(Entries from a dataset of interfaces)
::::

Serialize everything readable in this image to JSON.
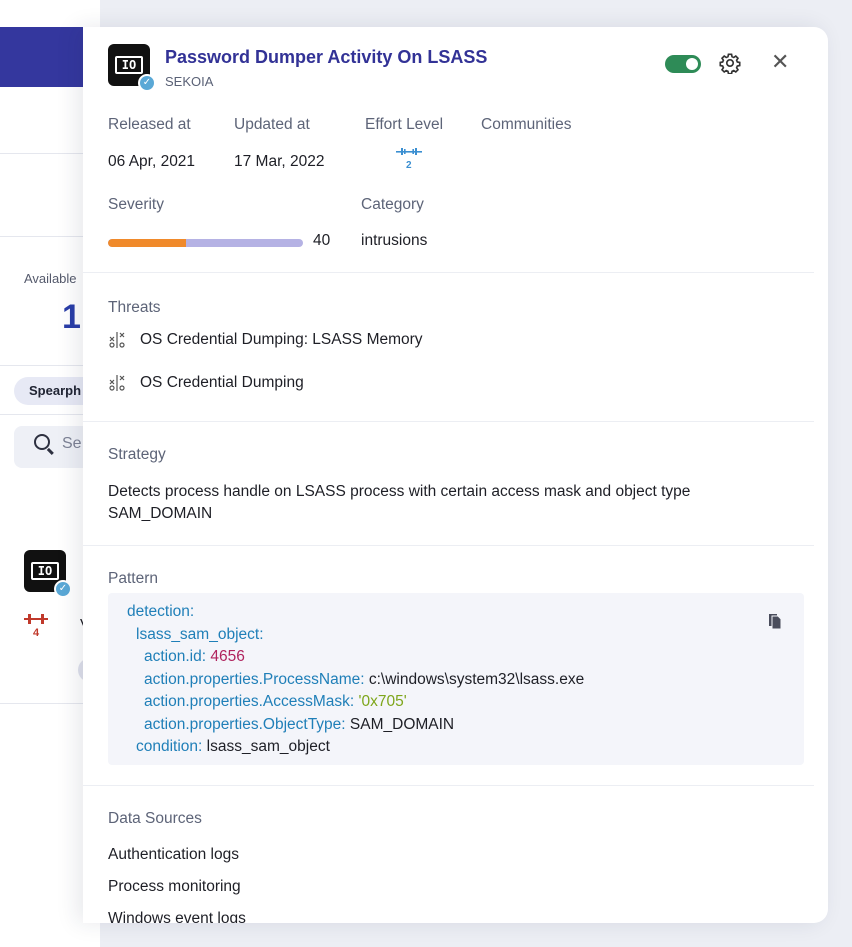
{
  "background": {
    "available_label": "Available",
    "available_count": "1",
    "chip_label": "Spearph",
    "search_placeholder": "Se",
    "effort_value": "4",
    "row_text": "V"
  },
  "header": {
    "title": "Password Dumper Activity On LSASS",
    "vendor": "SEKOIA",
    "enabled": true
  },
  "meta": {
    "released_label": "Released at",
    "released_value": "06 Apr, 2021",
    "updated_label": "Updated at",
    "updated_value": "17 Mar, 2022",
    "effort_label": "Effort Level",
    "effort_value": "2",
    "communities_label": "Communities"
  },
  "severity": {
    "label": "Severity",
    "value": "40",
    "level": 0.4
  },
  "category": {
    "label": "Category",
    "value": "intrusions"
  },
  "threats": {
    "label": "Threats",
    "items": [
      "OS Credential Dumping: LSASS Memory",
      "OS Credential Dumping"
    ]
  },
  "strategy": {
    "label": "Strategy",
    "text": "Detects process handle on LSASS process with certain access mask and object type SAM_DOMAIN"
  },
  "pattern": {
    "label": "Pattern",
    "lines": [
      {
        "key": "detection:",
        "value": ""
      },
      {
        "key": "lsass_sam_object:",
        "value": ""
      },
      {
        "key": "action.id:",
        "value": "4656"
      },
      {
        "key": "action.properties.ProcessName:",
        "value": "c:\\windows\\system32\\lsass.exe"
      },
      {
        "key": "action.properties.AccessMask:",
        "value": "'0x705'"
      },
      {
        "key": "action.properties.ObjectType:",
        "value": "SAM_DOMAIN"
      },
      {
        "key": "condition:",
        "value": "lsass_sam_object"
      }
    ]
  },
  "data_sources": {
    "label": "Data Sources",
    "items": [
      "Authentication logs",
      "Process monitoring",
      "Windows event logs"
    ]
  }
}
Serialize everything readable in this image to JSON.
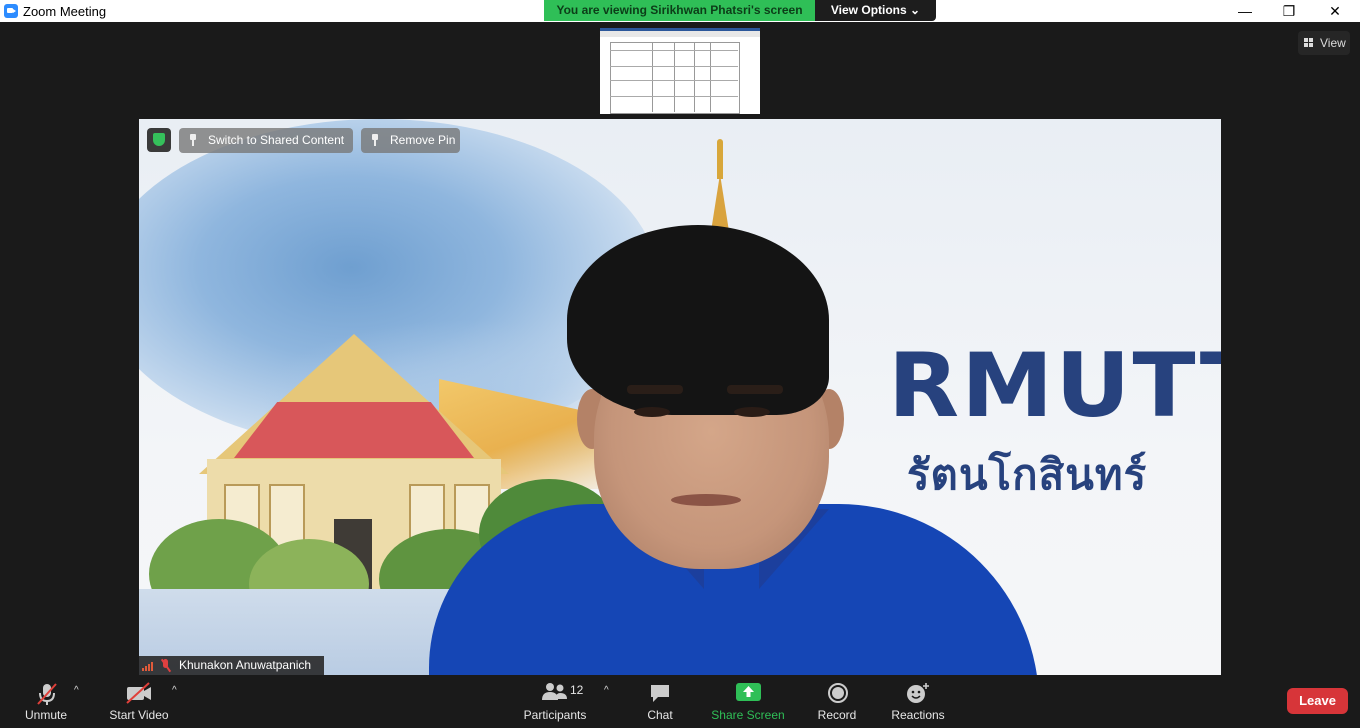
{
  "window": {
    "title": "Zoom Meeting",
    "controls": {
      "minimize": "—",
      "restore": "❐",
      "close": "✕"
    }
  },
  "banner": {
    "viewing_text": "You are viewing Sirikhwan Phatsri's screen",
    "view_options_label": "View Options",
    "view_options_caret": "⌄"
  },
  "view_button": {
    "label": "View"
  },
  "video_overlay": {
    "switch_label": "Switch to Shared Content",
    "remove_pin_label": "Remove Pin"
  },
  "video_background": {
    "logo_text": "RMUTT",
    "logo_subtext": "รัตนโกสินทร์"
  },
  "participant": {
    "name": "Khunakon Anuwatpanich",
    "muted": true
  },
  "toolbar": {
    "unmute_label": "Unmute",
    "start_video_label": "Start Video",
    "participants_label": "Participants",
    "participants_count": "12",
    "chat_label": "Chat",
    "share_screen_label": "Share Screen",
    "record_label": "Record",
    "reactions_label": "Reactions",
    "leave_label": "Leave",
    "caret": "^"
  },
  "colors": {
    "banner_green": "#2fbf57",
    "share_green": "#2fbf57",
    "leave_red": "#d73539",
    "toolbar_bg": "#1a1a1a"
  }
}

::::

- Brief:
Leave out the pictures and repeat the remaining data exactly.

- Output for this task:
Serialize everything readable in this image to JSON.
{
  "background": {
    "available_label": "Available",
    "available_count": "1",
    "chip_label": "Spearph",
    "search_placeholder": "Se",
    "effort_value": "4",
    "row_text": "V"
  },
  "header": {
    "title": "Password Dumper Activity On LSASS",
    "vendor": "SEKOIA",
    "enabled": true
  },
  "meta": {
    "released_label": "Released at",
    "released_value": "06 Apr, 2021",
    "updated_label": "Updated at",
    "updated_value": "17 Mar, 2022",
    "effort_label": "Effort Level",
    "effort_value": "2",
    "communities_label": "Communities"
  },
  "severity": {
    "label": "Severity",
    "value": "40",
    "level": 0.4
  },
  "category": {
    "label": "Category",
    "value": "intrusions"
  },
  "threats": {
    "label": "Threats",
    "items": [
      "OS Credential Dumping: LSASS Memory",
      "OS Credential Dumping"
    ]
  },
  "strategy": {
    "label": "Strategy",
    "text": "Detects process handle on LSASS process with certain access mask and object type SAM_DOMAIN"
  },
  "pattern": {
    "label": "Pattern",
    "lines": [
      {
        "key": "detection:",
        "value": ""
      },
      {
        "key": "lsass_sam_object:",
        "value": ""
      },
      {
        "key": "action.id:",
        "value": "4656"
      },
      {
        "key": "action.properties.ProcessName:",
        "value": "c:\\windows\\system32\\lsass.exe"
      },
      {
        "key": "action.properties.AccessMask:",
        "value": "'0x705'"
      },
      {
        "key": "action.properties.ObjectType:",
        "value": "SAM_DOMAIN"
      },
      {
        "key": "condition:",
        "value": "lsass_sam_object"
      }
    ]
  },
  "data_sources": {
    "label": "Data Sources",
    "items": [
      "Authentication logs",
      "Process monitoring",
      "Windows event logs"
    ]
  }
}
Serialize everything readable in this image to JSON.
{
  "window": {
    "title": "Zoom Meeting",
    "controls": {
      "minimize": "—",
      "restore": "❐",
      "close": "✕"
    }
  },
  "banner": {
    "viewing_text": "You are viewing Sirikhwan Phatsri's screen",
    "view_options_label": "View Options",
    "view_options_caret": "⌄"
  },
  "view_button": {
    "label": "View"
  },
  "video_overlay": {
    "switch_label": "Switch to Shared Content",
    "remove_pin_label": "Remove Pin"
  },
  "video_background": {
    "logo_text": "RMUTT",
    "logo_subtext": "รัตนโกสินทร์"
  },
  "participant": {
    "name": "Khunakon Anuwatpanich",
    "muted": true
  },
  "toolbar": {
    "unmute_label": "Unmute",
    "start_video_label": "Start Video",
    "participants_label": "Participants",
    "participants_count": "12",
    "chat_label": "Chat",
    "share_screen_label": "Share Screen",
    "record_label": "Record",
    "reactions_label": "Reactions",
    "leave_label": "Leave",
    "caret": "^"
  },
  "colors": {
    "banner_green": "#2fbf57",
    "share_green": "#2fbf57",
    "leave_red": "#d73539",
    "toolbar_bg": "#1a1a1a"
  }
}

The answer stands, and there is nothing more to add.